## Activity
The records follow. Filter them to the lines that hold "placeholder".

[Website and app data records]
# # # # # # #

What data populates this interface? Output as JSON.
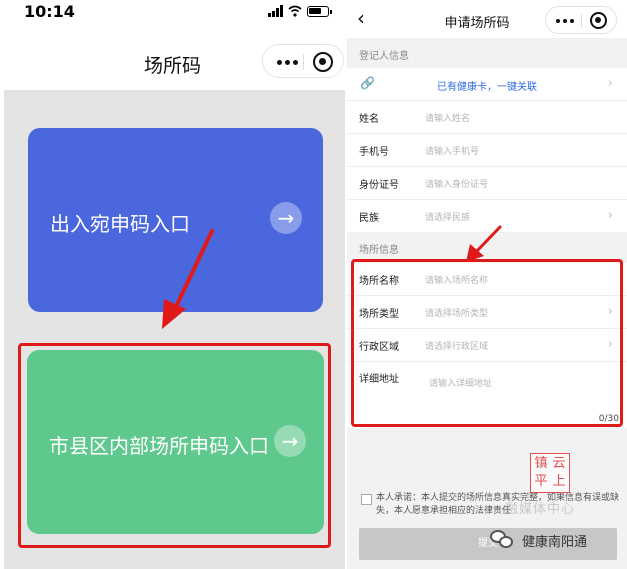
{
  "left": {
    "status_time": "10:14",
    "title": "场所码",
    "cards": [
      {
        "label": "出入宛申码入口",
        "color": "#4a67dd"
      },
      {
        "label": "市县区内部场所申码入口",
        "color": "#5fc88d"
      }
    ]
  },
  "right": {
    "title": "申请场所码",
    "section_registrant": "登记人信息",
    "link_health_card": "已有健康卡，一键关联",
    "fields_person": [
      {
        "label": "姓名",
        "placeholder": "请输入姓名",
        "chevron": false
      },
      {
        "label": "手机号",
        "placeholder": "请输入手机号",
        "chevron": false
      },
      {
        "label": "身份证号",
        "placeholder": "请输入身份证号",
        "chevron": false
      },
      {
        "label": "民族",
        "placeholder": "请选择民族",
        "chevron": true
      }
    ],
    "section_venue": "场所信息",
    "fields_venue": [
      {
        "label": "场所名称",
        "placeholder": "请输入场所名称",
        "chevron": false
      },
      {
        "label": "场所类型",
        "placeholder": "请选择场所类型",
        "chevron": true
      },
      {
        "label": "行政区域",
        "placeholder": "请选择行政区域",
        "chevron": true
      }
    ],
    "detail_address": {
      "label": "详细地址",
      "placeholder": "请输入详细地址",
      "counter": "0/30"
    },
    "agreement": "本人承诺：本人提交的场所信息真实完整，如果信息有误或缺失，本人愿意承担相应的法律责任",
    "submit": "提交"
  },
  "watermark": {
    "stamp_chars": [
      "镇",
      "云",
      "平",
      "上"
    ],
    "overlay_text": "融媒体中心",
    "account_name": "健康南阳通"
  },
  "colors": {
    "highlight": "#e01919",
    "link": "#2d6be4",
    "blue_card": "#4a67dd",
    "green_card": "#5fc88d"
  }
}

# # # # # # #

## Solution below
        "placeholder": "请输入姓名",
        "placeholder": "请输入手机号",
        "placeholder": "请输入身份证号",
        "placeholder": "请选择民族",
        "placeholder": "请输入场所名称",
        "placeholder": "请选择场所类型",
        "placeholder": "请选择行政区域",
      "placeholder": "请输入详细地址",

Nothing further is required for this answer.